WHAT THE EXERCISE ASKS ▸ Look through the data below and, wherever a line carries the word "JSON", please copy that line.

-- DATA FOR ANALYSIS follows --

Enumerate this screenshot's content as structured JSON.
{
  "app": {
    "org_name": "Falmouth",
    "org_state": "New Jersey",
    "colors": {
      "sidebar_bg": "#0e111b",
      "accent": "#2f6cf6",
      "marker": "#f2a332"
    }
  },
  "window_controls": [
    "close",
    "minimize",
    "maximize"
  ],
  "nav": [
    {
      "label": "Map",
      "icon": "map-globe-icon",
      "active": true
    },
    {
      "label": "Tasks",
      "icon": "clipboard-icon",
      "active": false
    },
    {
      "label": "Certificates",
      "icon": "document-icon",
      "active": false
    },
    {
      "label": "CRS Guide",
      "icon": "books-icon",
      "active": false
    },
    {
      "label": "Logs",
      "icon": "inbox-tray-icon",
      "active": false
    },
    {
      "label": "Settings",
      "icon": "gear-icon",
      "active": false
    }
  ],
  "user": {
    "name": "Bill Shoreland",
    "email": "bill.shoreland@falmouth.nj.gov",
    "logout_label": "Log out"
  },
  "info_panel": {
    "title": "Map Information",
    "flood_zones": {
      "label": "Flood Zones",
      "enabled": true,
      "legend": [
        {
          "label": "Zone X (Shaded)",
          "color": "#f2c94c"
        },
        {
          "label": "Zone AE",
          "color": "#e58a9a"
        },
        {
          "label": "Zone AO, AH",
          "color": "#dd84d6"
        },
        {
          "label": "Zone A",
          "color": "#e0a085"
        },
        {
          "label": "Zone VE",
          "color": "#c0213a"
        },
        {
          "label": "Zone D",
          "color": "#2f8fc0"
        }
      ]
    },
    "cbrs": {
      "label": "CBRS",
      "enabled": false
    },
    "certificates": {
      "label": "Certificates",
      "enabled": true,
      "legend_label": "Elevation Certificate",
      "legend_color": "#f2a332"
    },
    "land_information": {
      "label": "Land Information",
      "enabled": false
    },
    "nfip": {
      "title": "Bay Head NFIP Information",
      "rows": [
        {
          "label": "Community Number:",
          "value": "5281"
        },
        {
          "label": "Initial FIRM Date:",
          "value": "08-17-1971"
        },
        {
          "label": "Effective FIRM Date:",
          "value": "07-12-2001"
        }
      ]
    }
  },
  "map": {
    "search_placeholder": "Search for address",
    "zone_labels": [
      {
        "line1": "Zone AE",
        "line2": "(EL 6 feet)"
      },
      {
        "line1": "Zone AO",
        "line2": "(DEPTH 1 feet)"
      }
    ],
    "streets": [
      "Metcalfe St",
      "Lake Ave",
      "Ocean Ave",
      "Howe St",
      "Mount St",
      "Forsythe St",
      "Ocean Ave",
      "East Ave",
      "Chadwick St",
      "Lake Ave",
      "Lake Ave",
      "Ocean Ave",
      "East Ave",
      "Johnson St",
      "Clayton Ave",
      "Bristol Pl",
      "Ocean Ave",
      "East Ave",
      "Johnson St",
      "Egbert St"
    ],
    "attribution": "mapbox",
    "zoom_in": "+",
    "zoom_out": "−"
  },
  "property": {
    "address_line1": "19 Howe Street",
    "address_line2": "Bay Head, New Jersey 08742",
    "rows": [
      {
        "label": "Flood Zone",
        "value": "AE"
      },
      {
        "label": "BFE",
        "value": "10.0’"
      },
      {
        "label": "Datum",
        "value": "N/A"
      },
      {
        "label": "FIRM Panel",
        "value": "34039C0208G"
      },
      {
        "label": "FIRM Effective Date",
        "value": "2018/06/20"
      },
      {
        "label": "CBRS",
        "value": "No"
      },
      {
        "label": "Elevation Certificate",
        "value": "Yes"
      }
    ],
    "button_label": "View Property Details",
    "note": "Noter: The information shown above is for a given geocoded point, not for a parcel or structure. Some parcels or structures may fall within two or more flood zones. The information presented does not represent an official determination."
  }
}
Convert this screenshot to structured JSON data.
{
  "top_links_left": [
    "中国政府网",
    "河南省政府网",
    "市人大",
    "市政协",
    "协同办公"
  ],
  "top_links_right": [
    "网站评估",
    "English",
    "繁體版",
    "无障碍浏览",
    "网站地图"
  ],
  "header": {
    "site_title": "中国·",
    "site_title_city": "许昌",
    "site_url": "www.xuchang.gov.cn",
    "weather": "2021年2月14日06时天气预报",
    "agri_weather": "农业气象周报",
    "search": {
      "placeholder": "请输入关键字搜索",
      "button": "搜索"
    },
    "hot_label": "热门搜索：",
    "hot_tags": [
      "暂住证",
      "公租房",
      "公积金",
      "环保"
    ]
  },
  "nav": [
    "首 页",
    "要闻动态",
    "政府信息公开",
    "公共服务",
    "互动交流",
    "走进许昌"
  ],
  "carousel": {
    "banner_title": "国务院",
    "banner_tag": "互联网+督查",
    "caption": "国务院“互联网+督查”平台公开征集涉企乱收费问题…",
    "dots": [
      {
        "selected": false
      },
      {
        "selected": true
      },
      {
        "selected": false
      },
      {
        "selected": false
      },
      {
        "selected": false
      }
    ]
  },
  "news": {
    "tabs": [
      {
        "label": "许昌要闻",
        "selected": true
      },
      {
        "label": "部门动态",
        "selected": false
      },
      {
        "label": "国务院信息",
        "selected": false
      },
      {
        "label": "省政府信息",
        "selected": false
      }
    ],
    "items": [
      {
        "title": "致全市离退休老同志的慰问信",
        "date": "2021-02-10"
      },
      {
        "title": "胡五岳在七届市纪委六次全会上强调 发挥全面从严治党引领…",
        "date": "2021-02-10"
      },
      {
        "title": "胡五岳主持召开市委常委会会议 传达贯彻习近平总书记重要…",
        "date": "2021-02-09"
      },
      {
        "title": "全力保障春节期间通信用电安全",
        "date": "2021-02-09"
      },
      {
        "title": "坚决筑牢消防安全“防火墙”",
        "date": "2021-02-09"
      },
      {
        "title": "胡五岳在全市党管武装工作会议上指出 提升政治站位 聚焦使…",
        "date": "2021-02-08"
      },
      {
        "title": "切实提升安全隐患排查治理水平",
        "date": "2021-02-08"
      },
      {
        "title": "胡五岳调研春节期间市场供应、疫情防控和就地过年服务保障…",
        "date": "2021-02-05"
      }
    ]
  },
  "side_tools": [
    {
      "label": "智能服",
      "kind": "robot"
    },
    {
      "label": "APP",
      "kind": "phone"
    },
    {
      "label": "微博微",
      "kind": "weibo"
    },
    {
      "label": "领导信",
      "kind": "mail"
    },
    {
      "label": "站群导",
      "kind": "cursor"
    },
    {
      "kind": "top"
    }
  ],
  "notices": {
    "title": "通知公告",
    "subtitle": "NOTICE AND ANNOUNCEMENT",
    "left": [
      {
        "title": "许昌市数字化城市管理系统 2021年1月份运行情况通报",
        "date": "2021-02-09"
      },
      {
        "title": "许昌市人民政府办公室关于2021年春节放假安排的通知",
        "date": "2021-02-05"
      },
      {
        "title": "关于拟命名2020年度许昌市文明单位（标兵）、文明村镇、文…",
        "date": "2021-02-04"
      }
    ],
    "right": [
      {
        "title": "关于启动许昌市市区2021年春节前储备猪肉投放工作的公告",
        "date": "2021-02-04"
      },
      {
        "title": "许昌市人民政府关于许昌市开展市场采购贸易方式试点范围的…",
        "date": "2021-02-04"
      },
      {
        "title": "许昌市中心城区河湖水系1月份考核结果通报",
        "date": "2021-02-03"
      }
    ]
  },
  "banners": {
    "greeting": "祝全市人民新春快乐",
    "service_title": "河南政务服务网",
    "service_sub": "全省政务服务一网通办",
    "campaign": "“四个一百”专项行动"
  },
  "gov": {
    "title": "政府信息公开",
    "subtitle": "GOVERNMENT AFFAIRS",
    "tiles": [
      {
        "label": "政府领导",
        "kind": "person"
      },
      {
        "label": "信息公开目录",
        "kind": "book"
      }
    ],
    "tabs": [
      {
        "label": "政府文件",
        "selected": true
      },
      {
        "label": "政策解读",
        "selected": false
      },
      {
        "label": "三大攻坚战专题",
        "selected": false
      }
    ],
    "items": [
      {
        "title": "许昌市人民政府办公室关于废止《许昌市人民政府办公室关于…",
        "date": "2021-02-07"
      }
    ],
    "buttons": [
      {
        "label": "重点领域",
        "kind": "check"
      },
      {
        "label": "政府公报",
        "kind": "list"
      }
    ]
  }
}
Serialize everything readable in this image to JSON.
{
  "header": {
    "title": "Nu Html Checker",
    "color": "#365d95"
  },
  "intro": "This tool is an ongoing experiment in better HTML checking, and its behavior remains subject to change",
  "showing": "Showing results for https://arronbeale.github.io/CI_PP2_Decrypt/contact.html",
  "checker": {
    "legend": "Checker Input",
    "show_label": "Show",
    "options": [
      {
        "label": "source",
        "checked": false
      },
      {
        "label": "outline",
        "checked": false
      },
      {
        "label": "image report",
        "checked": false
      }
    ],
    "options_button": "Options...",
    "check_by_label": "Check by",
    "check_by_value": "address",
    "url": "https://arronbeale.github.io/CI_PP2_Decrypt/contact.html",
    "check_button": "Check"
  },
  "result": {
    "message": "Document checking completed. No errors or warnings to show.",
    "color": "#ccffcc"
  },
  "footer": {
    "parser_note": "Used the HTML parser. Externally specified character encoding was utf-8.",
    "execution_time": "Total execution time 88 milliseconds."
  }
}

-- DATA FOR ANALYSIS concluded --

EXPECTED OUTPUT ▸
Enumerate this screenshot's content as structured JSON.
Convert this screenshot to structured JSON data.
Serialize everything readable in this image to JSON.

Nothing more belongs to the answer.